#2 Scope Out the Location: Walk around—without your camera in sight—to get a sense of what you want to do and where you want to do it.

Clean-up in aisle three: One of the most popular of the challenge videos, this adventure resulted in the police being called. Watch it all happen here.

#3 Go Right to the Spot and Shoot: That's the first photo—now comes the improvisation. Think fast, move fast, shoot fast.

#4 Know Your Gear: There's no time for test shots or fumbling with settings. Make sure you’re confident and extremely comfortable with your gear. (Matter's lately been shooting with a Nikon Z7 mirrorless camera—"huge difference because you can't hear the shutter's rapid clicking, and I see the exposure before I take the shot.")

A 10 Minute Photo Challenge picture. "These phone booths do exist in New York City," Matter says. "No idea how many are functional."

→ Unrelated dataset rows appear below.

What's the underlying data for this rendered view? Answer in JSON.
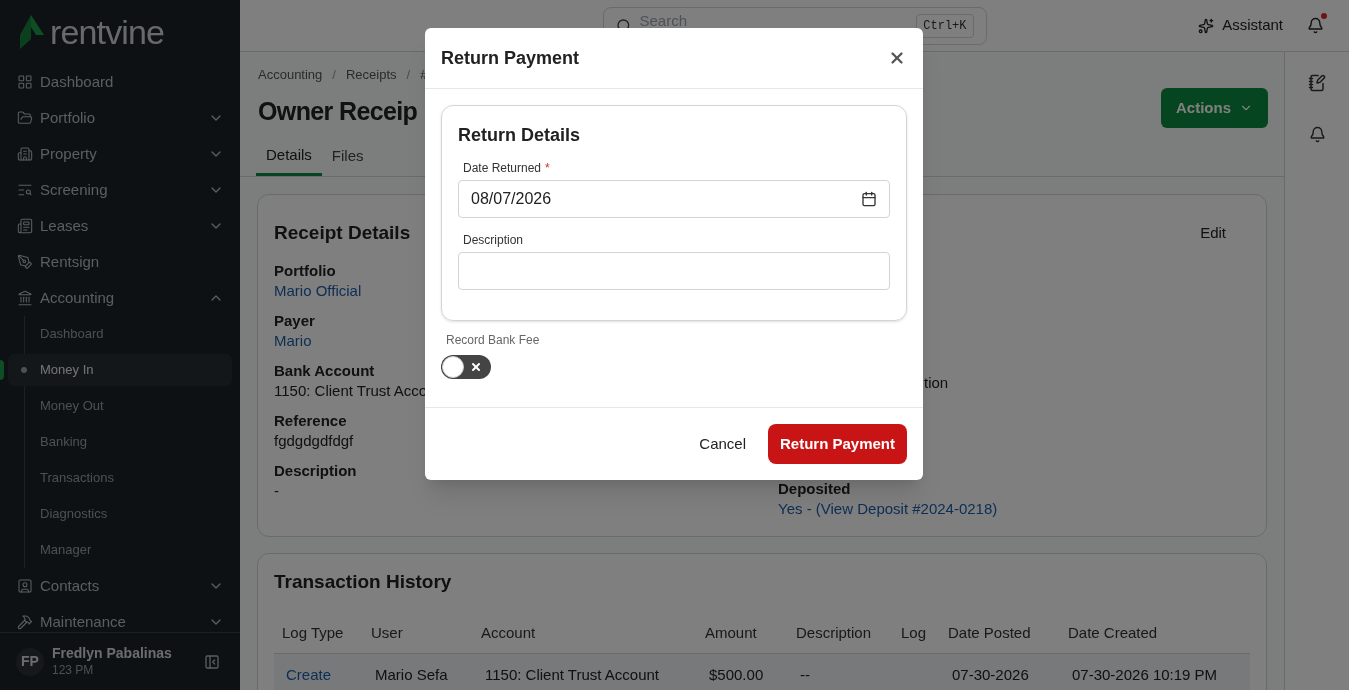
{
  "sidebar": {
    "logo": "rentvine",
    "items": [
      {
        "label": "Dashboard",
        "expandable": false
      },
      {
        "label": "Portfolio",
        "expandable": true,
        "expanded": false
      },
      {
        "label": "Property",
        "expandable": true,
        "expanded": false
      },
      {
        "label": "Screening",
        "expandable": true,
        "expanded": false
      },
      {
        "label": "Leases",
        "expandable": true,
        "expanded": false
      },
      {
        "label": "Rentsign",
        "expandable": false
      },
      {
        "label": "Accounting",
        "expandable": true,
        "expanded": true,
        "children": [
          {
            "label": "Dashboard",
            "selected": false
          },
          {
            "label": "Money In",
            "selected": true
          },
          {
            "label": "Money Out",
            "selected": false
          },
          {
            "label": "Banking",
            "selected": false
          },
          {
            "label": "Transactions",
            "selected": false
          },
          {
            "label": "Diagnostics",
            "selected": false
          },
          {
            "label": "Manager",
            "selected": false
          }
        ]
      },
      {
        "label": "Contacts",
        "expandable": true,
        "expanded": false
      },
      {
        "label": "Maintenance",
        "expandable": true,
        "expanded": false
      }
    ],
    "user": {
      "initials": "FP",
      "name": "Fredlyn Pabalinas",
      "subtitle": "123 PM"
    }
  },
  "topbar": {
    "search_placeholder": "Search",
    "shortcut": "Ctrl+K",
    "assistant": "Assistant",
    "notification_unread": true
  },
  "page": {
    "breadcrumbs": [
      {
        "kind": "link",
        "label": "Accounting"
      },
      {
        "kind": "separator",
        "label": "/"
      },
      {
        "kind": "link",
        "label": "Receipts"
      },
      {
        "kind": "separator",
        "label": "/"
      },
      {
        "kind": "link",
        "label": "#"
      }
    ],
    "title": "Owner Receip",
    "actions": "Actions",
    "tabs": [
      {
        "label": "Details",
        "selected": true
      },
      {
        "label": "Files",
        "selected": false
      }
    ],
    "receipt_details": {
      "title": "Receipt Details",
      "edit": "Edit",
      "fields": [
        {
          "label": "Portfolio",
          "value": "Mario Official",
          "link": true
        },
        {
          "label": "Payer",
          "value": "Mario",
          "link": true
        },
        {
          "label": "Bank Account",
          "value": "1150: Client Trust Acco",
          "link": false
        },
        {
          "label": "Reference",
          "value": "fgdgdgdfdgf",
          "link": false
        },
        {
          "label": "Description",
          "value": "-",
          "link": false
        }
      ],
      "right_fragment": "tion",
      "right_fields": [
        {
          "label": "Deposited",
          "value": "Yes - (View Deposit #2024-0218)",
          "link": true
        }
      ]
    },
    "transaction_history": {
      "title": "Transaction History",
      "columns": [
        "Log Type",
        "User",
        "Account",
        "Amount",
        "Description",
        "Log",
        "Date Posted",
        "Date Created"
      ],
      "rows": [
        [
          "Create",
          "Mario Sefa",
          "1150: Client Trust Account",
          "$500.00",
          "--",
          "",
          "07-30-2026",
          "07-30-2026 10:19 PM"
        ]
      ]
    }
  },
  "modal": {
    "title": "Return Payment",
    "section_title": "Return Details",
    "date_field": {
      "label": "Date Returned",
      "required_mark": "*",
      "value": "08/07/2026"
    },
    "description_field": {
      "label": "Description"
    },
    "bank_fee": {
      "label": "Record Bank Fee",
      "on": false
    },
    "cancel": "Cancel",
    "submit": "Return Payment"
  }
}
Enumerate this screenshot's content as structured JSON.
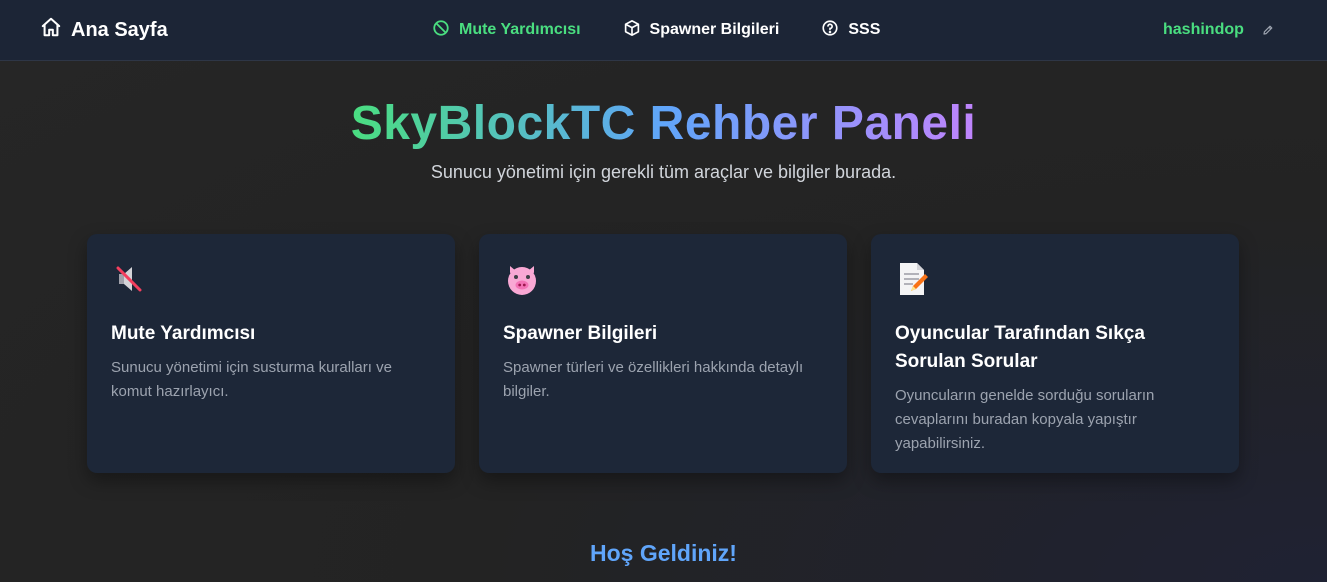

#5 Know Your Team: The people you work with have to be as nervy as you are, and willing to take the risks. Talk with them, make sure they get it and are all in. If you need to persuade, you're doing it wrong.

#6 Prepare for the Worst: When the authorities come—and you must assume they will—plead ignorance along the lines of "I'm sorry, I'm an artist, I thought it was free expression." Shoot first, apologize sincerely and profusely later.

Drawing a crowd in Washington Square Park. "There was someone there with birdseed, and we kept putting some in her hands. These are New York City birds—they're used to people."

All the above works for Matter. "I've yet to get anything other than a figurative slap on the wrist," he says. "I've never been arrested, jailed or fined."           

But he's Jordan Matter—an artist with three books to his credit, a You Tube channel with close to two million subscribers and photos featured on network TV, in prestige publications and worldwide exhibits. He is also a fast-talking New Yorker with brash confidence and years of experience.

Taken in Melbourne, Australia, this photo appears in Born to Dance, Jordan Matter's most recent book. "Not risky," he says, "just responding with imagination to what's in front of you: they all showed up wearing the same shoes. I said, 'That's interesting, I wonder how we can feature it.' "

And he's rooted in reality. "When I talk to kids in schools, I don't skirt the fact that what I'm doing is breaking rules. I say that I'm ready to take the consequences of those actions—that's my decision. Then I say that as kids, that can't be their decision, their parents have to be involved. You might think that's a bad message for kids, but what I often get in e-mail and messages and at book signings is parents saying that my YouTube channel is one of the few they watch with their kids. What they're watching is often me breaking the law, but I'm an adult, and when the police come I'm very nice, we all shake hands and it's over and done."

"This was in London, and no one came along, and we got away with it— there's a video on my YouTube channel. I do not suggest anyone even think of doing this. We got chased away three times before this: trying to get into a department store they saw my cameras; then for shooting on a merry-go-round; then for climbing on the cables of a bridge."

Still, as responsible journalists we're not recommending you break the law. What we are recommending is that you share in the fun and exhilaration of Jordan Matter's YouTube channel, and his website,